When I was a child living in the UK, my parents had a subscription on my behalf to the Wildlife Fact-File. As I understand this phenomenon of early-90s culture, this entitled them to weekly deliveries of glossy A4-sized sheets of paper containing photographs and detailed information about the world’s wildlife. Each sheet was dedicated to a different animal, and the entire collection came pre-holepunched for convenient filofax storage. Even today I can remember my excitement at the arrival of another page designed for the well-thumbed Mammals or Birds section, and my fear of opening the file at Chapter 5, wherein lurked the dreaded Insects and Spiders.
At the very back of the file, tucked away in Chapter 11, were the comparatively few pages on Conservation. As this sort of occasion seems to call for honesty, I will happily admit that I always considered these entries on Saving the Rainforest, Conserving Peat Bogs or Helping Wildlife in Winter to be unnecessary and, quite frankly, boring. After all, they were more about process than content. Their entries had no brightly-coloured pictures of African Mandrills or Peregrine Falcons and their dry though vital message was consequently lost on my 3 -year old self. It therefore comes as no surprise to me that as I look through the Wildlife Fact-File this morning, I see that Chapter 11 is in practically pristine condition.
Last night’s episode of Horizon on BBC2 reminded me to a certain extent of my sorely-neglected Chapter 11. The content was undeniably colourful and well-researched, but there is also clearly no denying that the programme’s content was subservient to its portrayal of a deeper overarching process.
On the face of it, Monday night’s Horizon was about the 21st Century renaissance in telescope engineering. It took us from the stratosphere over the continental United States to the sea floor off the coast of Marseilles, passing through the arid plateaux of Chile’s Atacama desert en route. It showed us plans to install a man-made telescope millions of miles from Earth, and a telescope designed to see through the Earth’s core. All in all, heady and exciting stuff.
But these disparate scientific efforts were presented as being held together by more than just a shared interest in lenses and distant sources of light. The four experiments at the focus of this week’s programme are all examples of the new way of doing science which is unlike anything that humanity has ever previously undertaken. This is the age of Collaborative Science with a big capital C, a big capital S and a whole lot of plain old capital. This is the age when researchers build a base complete with restaurants and swimming pool in the middle of the Chilean desert, and a physicists’ Olympic Village can sit on the Franco-Swiss border.
If the books on my course’s reading list are to be trusted, more scientists were active in the 1960s than had ever been active before then in the history of human endeavour. The exponential increases in the amount of funding allocated to the sciences in the past hundred years have been unrivalled by any other field. Again, according to a pared-down version of my reading list, an extrapolation of these statistics mean that global economies will bottom out in the next hundred years, and all universities will be transformed into Colleges of Science, Technology and Medicine.
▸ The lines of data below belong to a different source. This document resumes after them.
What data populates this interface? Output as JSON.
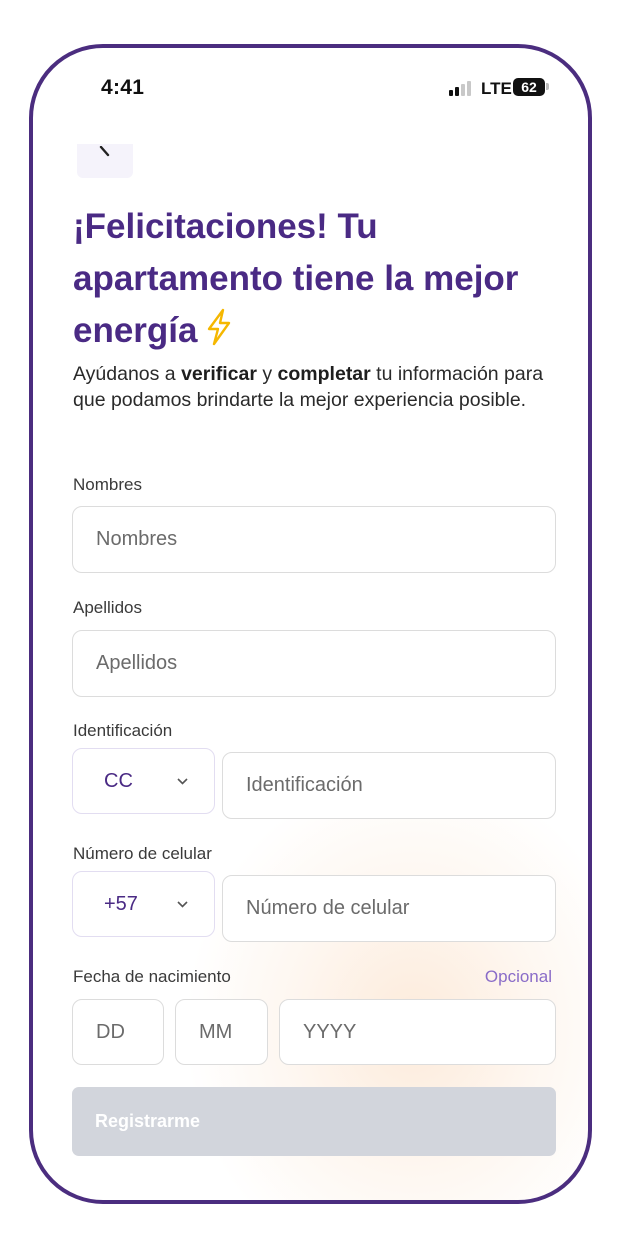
{
  "status_bar": {
    "time": "4:41",
    "network": "LTE",
    "battery": "62"
  },
  "header": {
    "back_icon": "chevron-left-icon",
    "title": "¡Felicitaciones! Tu apartamento tiene la mejor energía",
    "title_icon": "lightning-bolt-icon",
    "subtitle_parts": {
      "p1": "Ayúdanos a ",
      "b1": "verificar",
      "p2": " y ",
      "b2": "completar",
      "p3": " tu información para que podamos brindarte la mejor experiencia posible."
    }
  },
  "form": {
    "nombres": {
      "label": "Nombres",
      "placeholder": "Nombres"
    },
    "apellidos": {
      "label": "Apellidos",
      "placeholder": "Apellidos"
    },
    "identificacion": {
      "label": "Identificación",
      "type_value": "CC",
      "placeholder": "Identificación"
    },
    "celular": {
      "label": "Número de celular",
      "prefix_value": "+57",
      "placeholder": "Número de celular"
    },
    "nacimiento": {
      "label": "Fecha de nacimiento",
      "optional": "Opcional",
      "day_placeholder": "DD",
      "month_placeholder": "MM",
      "year_placeholder": "YYYY"
    },
    "submit_label": "Registrarme"
  },
  "colors": {
    "accent": "#4a2a84",
    "frame": "#4b2d7f",
    "optional": "#8a6cc8",
    "button_disabled": "#d2d5dc",
    "lightning": "#f5b700"
  }
}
Now clearly, these curves have to plateau somewhere, and in some parts of the world they are already beginning to do so. But the culture that has developed is one where science is a truly global affair. The spread of research is no longer limited to the speed of the local pony express, and the race for discovery is more often between universities or cities than it is between individual bespectacled academics.
And watching all this portrayed on TV was particularly exciting. Sure, the programme makers wanted you to know about the spectrum of ‘Frosty Leo‘, a protoplanetary nebula in the direction of its namesake constellation. They wanted to convey the niceties of neutrino charge and mass and explain the nature of cosmic rays. But they knew they couldn’t really do it all. They knew that there wouldn’t be any point in doing it all. So what they did was a lot cleverer and, if I’m laying those badly-concealed cards out on the table again, a lot more interesting.
They showed what it can be like to work in astronomy today. The exotic marmalades available at the Atacama residencia’s buffet. The strong coffee required to help you and your team get through an all-night stargazing session. The NASA planes fitted with telescopes and on which you and your colleagues get to fly. The remote-controlled submarines that need to be built and navigated for your work on the Mediterranean seabed. The fact that our most sophisticated extension ever built for the human eye is officially called the Very Large Telescope. The fact that you might need an oxygen pack to stay alive while working at the Atacama Large Millimeter Array of telescopes in Chile.
All these visual nuggets serve a far greater purpose than simply teaching people experimental results – they teach people the process behind those results, and the size and scale of the experiments needed to get them. Programmes like this hold out a hand to the new generation of scientists and offer them the chance to get involved in the most exciting adventure in human history. And if that doesn’t sound thrilling enough, wait till you try the marmalade.